Professional services organisations have faced tough economic times before. These times challenge you to grow and expand the knowledge base that your customers depend on. We have already seen tremendous examples of thought leadership and creativity throughout services industry. As you position your organisation for the rapid changes ahead, Sage Intacct stands ready to support you with tools and resources to help you analyse financial performance. Use this time to demonstrate your expertise and gain the trust of your customers and establish your brand as a valued advisor.
Are you interested in Sage Intacct and want to learn more? Why not take a coffee break demo today or contact us by email at firstname.lastname@example.org to speak to one of our consultants.

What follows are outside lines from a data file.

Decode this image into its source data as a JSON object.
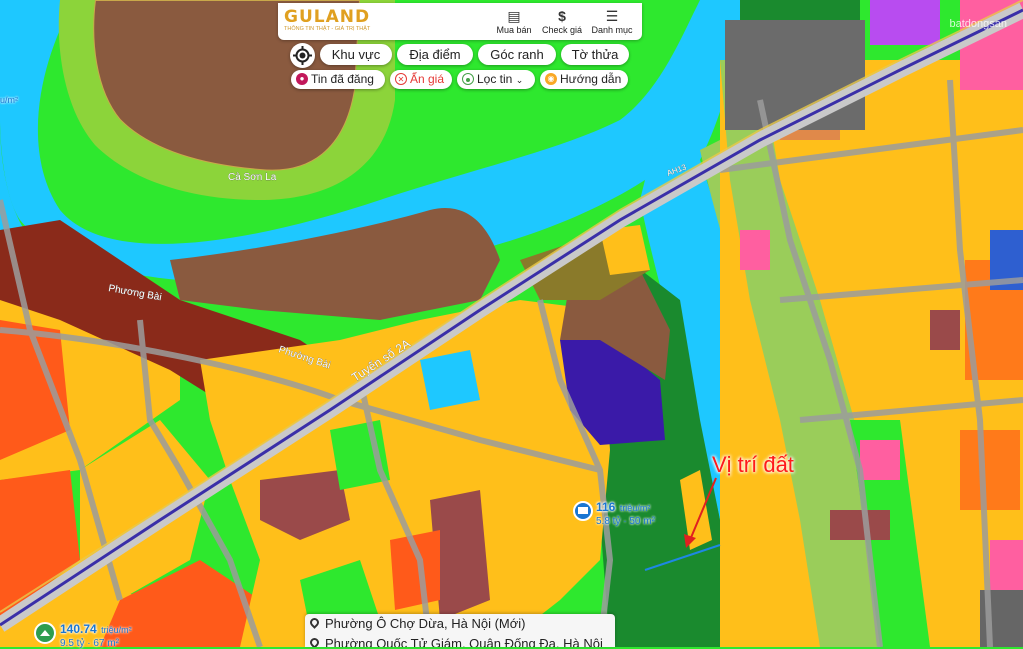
{
  "app": {
    "logo": "GULAND",
    "logo_tagline": "THÔNG TIN THẬT - GIÁ TRỊ THẬT",
    "nav": [
      {
        "label": "Mua bán",
        "icon": "building-icon"
      },
      {
        "label": "Check giá",
        "icon": "dollar-icon"
      },
      {
        "label": "Danh mục",
        "icon": "menu-icon"
      }
    ]
  },
  "toolbar": {
    "row1": [
      "Khu vực",
      "Địa điểm",
      "Góc ranh",
      "Tờ thửa"
    ],
    "row2": [
      {
        "label": "Tin đã đăng",
        "icon": "post-icon",
        "color": "#c2185b"
      },
      {
        "label": "Ẩn giá",
        "icon": "hide-price-icon",
        "color": "#e53935"
      },
      {
        "label": "Lọc tin",
        "icon": "filter-icon",
        "color": "#43a047"
      },
      {
        "label": "Hướng dẫn",
        "icon": "guide-icon",
        "color": "#f9a825"
      }
    ]
  },
  "map": {
    "road_labels": [
      "Tuyến số 2A",
      "Phương Bài",
      "Phường Bài",
      "Cà Sơn La",
      "AH13"
    ],
    "listings": [
      {
        "price": "116",
        "unit": "triệu/m²",
        "detail": "5.8 tỷ · 50 m²"
      },
      {
        "price": "140.74",
        "unit": "triệu/m²",
        "detail": "9.5 tỷ · 67 m²"
      }
    ],
    "partial_label": "u/m²",
    "annotation": "Vị trí đất",
    "watermark": "batdongsan"
  },
  "address_panel": {
    "lines": [
      "Phường Ô Chợ Dừa, Hà Nội (Mới)",
      "Phường Quốc Tử Giám, Quận Đống Đa, Hà Nội"
    ]
  },
  "colors": {
    "river": "#1ec8ff",
    "green_land": "#2ee82e",
    "residential": "#ffb300",
    "brown_land": "#7a4a3a",
    "road_blue": "#3a2fa8",
    "annotation_red": "#ff1a1a"
  }
}
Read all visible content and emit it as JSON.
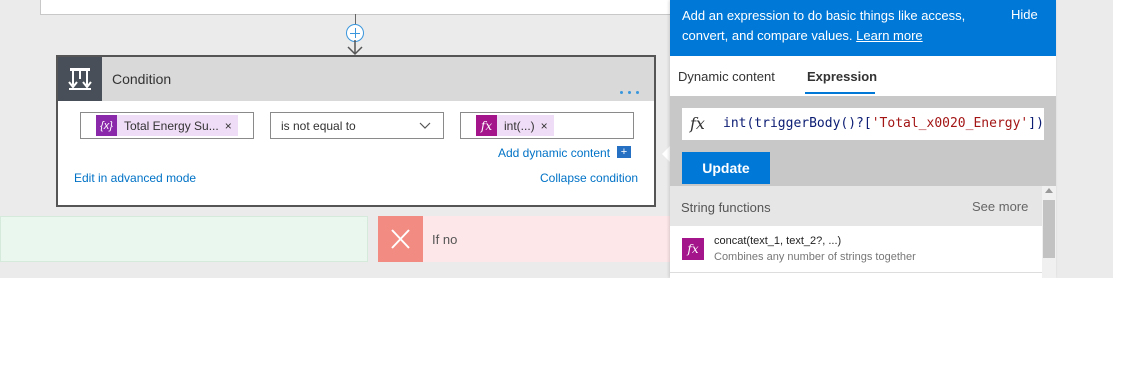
{
  "condition": {
    "title": "Condition",
    "left_token": {
      "label": "Total Energy Su...",
      "icon": "variable-icon",
      "remove": "×"
    },
    "operator": {
      "selected": "is not equal to"
    },
    "right_token": {
      "label": "int(...)",
      "icon": "fx-icon",
      "remove": "×"
    },
    "add_dynamic": "Add dynamic content",
    "add_dynamic_badge": "+",
    "edit_advanced": "Edit in advanced mode",
    "collapse": "Collapse condition"
  },
  "branches": {
    "if_no": "If no"
  },
  "panel": {
    "description": "Add an expression to do basic things like access, convert, and compare values.",
    "learn_more": "Learn more",
    "hide": "Hide",
    "tabs": [
      {
        "label": "Dynamic content",
        "active": false
      },
      {
        "label": "Expression",
        "active": true
      }
    ],
    "expression": {
      "prefix": "int(triggerBody()?[",
      "string": "'Total_x0020_Energy'",
      "suffix": "])"
    },
    "update_button": "Update",
    "functions": {
      "header": "String functions",
      "see_more": "See more",
      "items": [
        {
          "name": "concat(text_1, text_2?, ...)",
          "description": "Combines any number of strings together"
        }
      ]
    }
  },
  "colors": {
    "accent": "#0078d7",
    "token_variable": "#8a2aab",
    "token_function": "#a4148b",
    "if_no": "#f28b82"
  }
}
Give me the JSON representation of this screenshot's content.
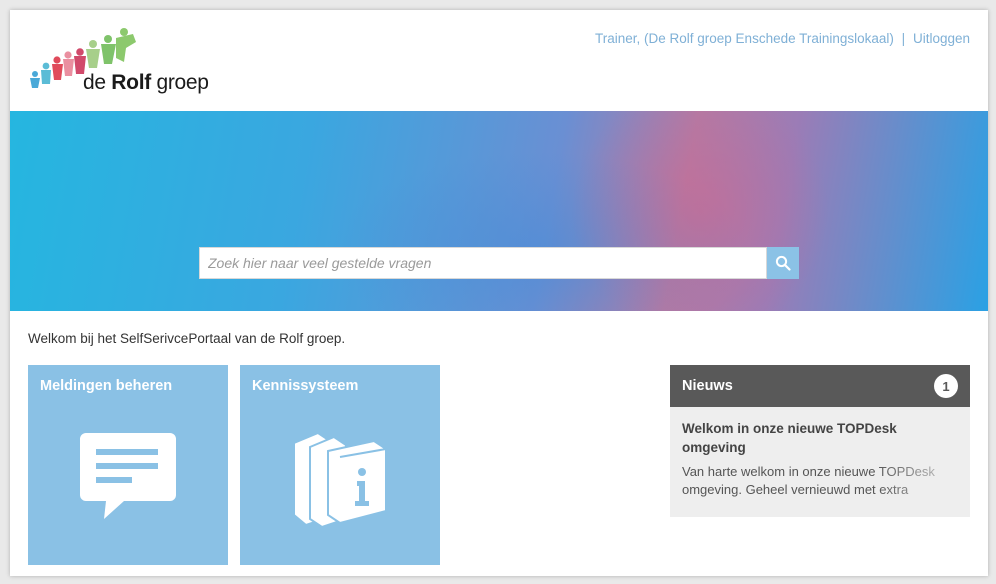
{
  "header": {
    "logo_prefix": "de ",
    "logo_brand": "Rolf",
    "logo_suffix": " groep",
    "user_label": "Trainer, (De Rolf groep Enschede Trainingslokaal)",
    "separator": "|",
    "logout_label": "Uitloggen"
  },
  "search": {
    "placeholder": "Zoek hier naar veel gestelde vragen",
    "button_icon": "search-icon"
  },
  "welcome_text": "Welkom bij het SelfSerivcePortaal van de Rolf groep.",
  "tiles": [
    {
      "title": "Meldingen beheren",
      "icon": "chat-bubble-icon"
    },
    {
      "title": "Kennissysteem",
      "icon": "books-info-icon"
    }
  ],
  "news": {
    "title": "Nieuws",
    "count": "1",
    "item_title": "Welkom in onze nieuwe TOPDesk omgeving",
    "item_text": "Van harte welkom in onze nieuwe TOPDesk omgeving. Geheel vernieuwd met extra"
  },
  "colors": {
    "tile": "#8ac1e5",
    "link": "#7fb0d6",
    "news_header": "#595959"
  }
}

FREE UP TIME TO INNOVATE AND GROW WITH FLEXIBLE PROFESSIONAL SERVICES AUTOMATION SOFTWARE THAT GIVES YOU A COMPETITIVE EDGE WITH BUSINESS INSIGHTS.
Automate admin tasks so you can focus on your clients
Time is precious in the highly competitive services sector. You need to focus your attention on project delivery and managing your resources. Make the move to Sage for powerful finance and service management solution designed to let you focus on what you do best – delivering an extraordinary customer experience.
Powerful capabilities for professional services include:
- Users can access a landing page that allows management of multiple functions from a single page
- Dashboards promote real-time KPI’s
- Multiple Project Templates
- Budget forecast per task and per project
- Automatic creation of customer invoices, revenue recognition entries and budget adjustments
- Multiple invoicing methods
- Time and expenses tracking through mobile devices
- Assign service requests to resources or projects
- Define contractual terms re payments and invoicing
- Integrate project entries through to the general ledger
How can I gain enhanced business insights?
Increase billable hours
Boost automation and productivity with our effective professional services ERP software. With streamlined workflows and improved collaboration, you’ll be able to focus on the needs of your customers.
Satisfy more customers
With analytics and automated insight into your project resource performance your business can manage the profitability of every client engagement.Having greater insight into every aspect of your project delivery means you can make better decisions about resource allocation, keep projects on track, and prioritise project resources to maximise profit.
Increase business agility and flexibility
Flexible business processes and real-time analytics can help professional services enterprises to quickly adapt to changing client demands and market pressures.
Enable virtual teams
Professional services businesses can keep overheads low, secure top talent and accelerate growth by enabling remote working. With people and projects often spread across multiple sites, it’s crucial to keep everyone working from the same information source – and with helpful tools to enable real-time collaboration and communication.
Future-proof your services business
Embrace cloud and mobile technologies to deliver a world-class service to your clients and adapt to an ever-changing environment.
Download our guide here for more information about Sage X3 for professional services.
GET IN TOUCH WITH ONE OF OUR EXPERT CONSULTANTS AT X3 AND DISCUSS YOUR ERP REQUIREMENTS FOR YOUR PROFESSIONAL SERVICES BUSINESS.